## EXERCISE GOAL
Reproduce the records that follow in full, excluding any picture they contain.
:: THE DATA
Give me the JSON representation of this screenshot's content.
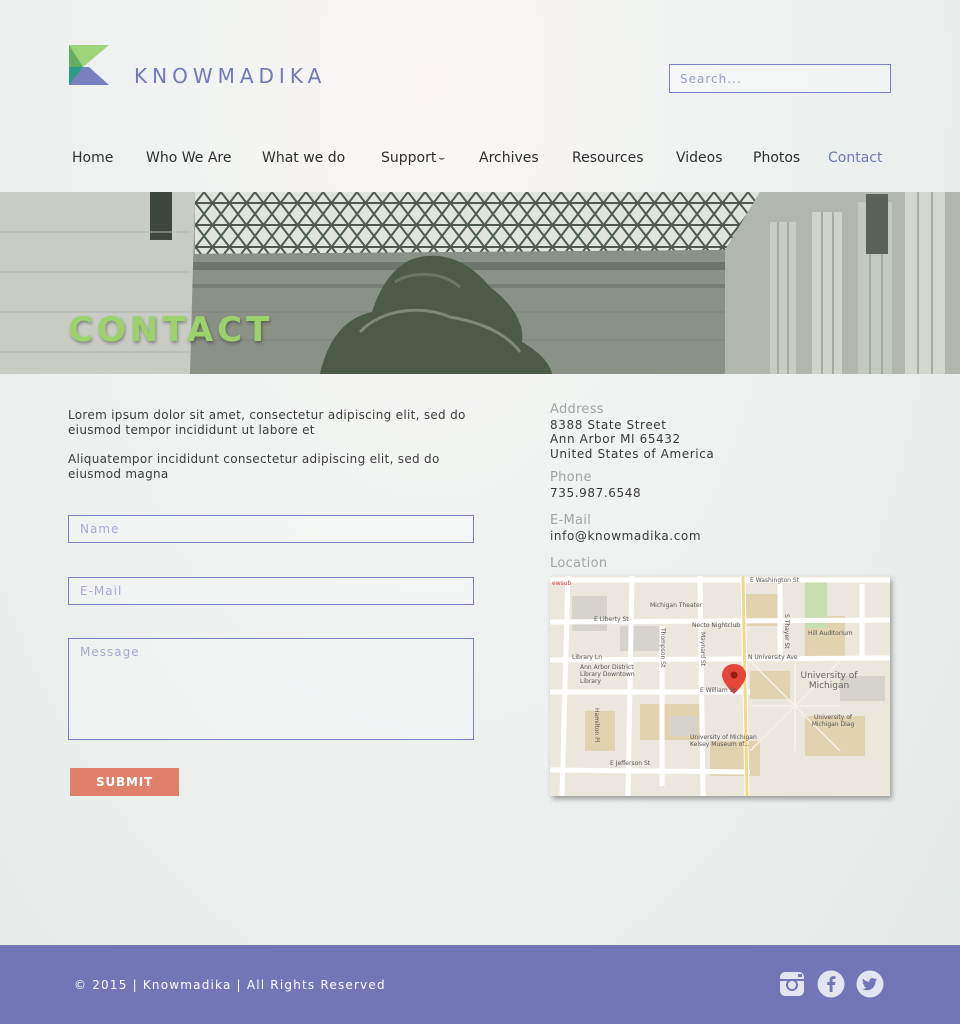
{
  "brand": {
    "name": "KNOWMADIKA"
  },
  "search": {
    "placeholder": "Search..."
  },
  "nav": {
    "items": [
      "Home",
      "Who We Are",
      "What we do",
      "Support",
      "Archives",
      "Resources",
      "Videos",
      "Photos",
      "Contact"
    ],
    "active": "Contact",
    "dropdown_icon": "chevron-down-icon"
  },
  "hero": {
    "title": "CONTACT"
  },
  "intro": {
    "p1": "Lorem ipsum dolor sit amet, consectetur adipiscing elit, sed do eiusmod tempor incididunt ut labore et",
    "p2": "Aliquatempor incididunt consectetur adipiscing elit, sed do eiusmod magna"
  },
  "form": {
    "name_placeholder": "Name",
    "email_placeholder": "E-Mail",
    "message_placeholder": "Message",
    "submit_label": "SUBMIT"
  },
  "contact": {
    "address_label": "Address",
    "address_lines": [
      "8388 State Street",
      "Ann Arbor MI 65432",
      "United States of America"
    ],
    "phone_label": "Phone",
    "phone": "735.987.6548",
    "email_label": "E-Mail",
    "email": "info@knowmadika.com",
    "location_label": "Location"
  },
  "map": {
    "labels": {
      "washington": "E Washington St",
      "liberty": "E Liberty St",
      "michigan_theater": "Michigan Theater",
      "necto": "Necto Nightclub",
      "thayer": "S Thayer St",
      "hill": "Hill Auditorium",
      "library_ln": "Library Ln",
      "university": "N University Ave",
      "aadl": "Ann Arbor District Library Downtown Library",
      "thompson": "Thompson St",
      "maynard": "Maynard St",
      "william": "E William St",
      "umich": "University of Michigan",
      "umich_diag": "University of Michigan Diag",
      "hamilton": "Hamilton Pl",
      "kelsey": "University of Michigan Kelsey Museum of...",
      "jefferson": "E Jefferson St",
      "corner": "ewsub"
    }
  },
  "footer": {
    "copyright": "© 2015 | Knowmadika | All Rights Reserved"
  },
  "colors": {
    "accent": "#7278b8",
    "hero_title": "#9bd36a",
    "submit": "#e07f6a",
    "footer": "#7276b7"
  }
}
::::
## COMPLETED TASK
Give me the JSON representation of this screenshot's content.
{
  "brand": {
    "name": "KNOWMADIKA"
  },
  "search": {
    "placeholder": "Search..."
  },
  "nav": {
    "items": [
      "Home",
      "Who We Are",
      "What we do",
      "Support",
      "Archives",
      "Resources",
      "Videos",
      "Photos",
      "Contact"
    ],
    "active": "Contact",
    "dropdown_icon": "chevron-down-icon"
  },
  "hero": {
    "title": "CONTACT"
  },
  "intro": {
    "p1": "Lorem ipsum dolor sit amet, consectetur adipiscing elit, sed do eiusmod tempor incididunt ut labore et",
    "p2": "Aliquatempor incididunt consectetur adipiscing elit, sed do eiusmod magna"
  },
  "form": {
    "name_placeholder": "Name",
    "email_placeholder": "E-Mail",
    "message_placeholder": "Message",
    "submit_label": "SUBMIT"
  },
  "contact": {
    "address_label": "Address",
    "address_lines": [
      "8388 State Street",
      "Ann Arbor MI 65432",
      "United States of America"
    ],
    "phone_label": "Phone",
    "phone": "735.987.6548",
    "email_label": "E-Mail",
    "email": "info@knowmadika.com",
    "location_label": "Location"
  },
  "map": {
    "labels": {
      "washington": "E Washington St",
      "liberty": "E Liberty St",
      "michigan_theater": "Michigan Theater",
      "necto": "Necto Nightclub",
      "thayer": "S Thayer St",
      "hill": "Hill Auditorium",
      "library_ln": "Library Ln",
      "university": "N University Ave",
      "aadl": "Ann Arbor District Library Downtown Library",
      "thompson": "Thompson St",
      "maynard": "Maynard St",
      "william": "E William St",
      "umich": "University of Michigan",
      "umich_diag": "University of Michigan Diag",
      "hamilton": "Hamilton Pl",
      "kelsey": "University of Michigan Kelsey Museum of...",
      "jefferson": "E Jefferson St",
      "corner": "ewsub"
    }
  },
  "footer": {
    "copyright": "© 2015 | Knowmadika | All Rights Reserved"
  },
  "colors": {
    "accent": "#7278b8",
    "hero_title": "#9bd36a",
    "submit": "#e07f6a",
    "footer": "#7276b7"
  }
}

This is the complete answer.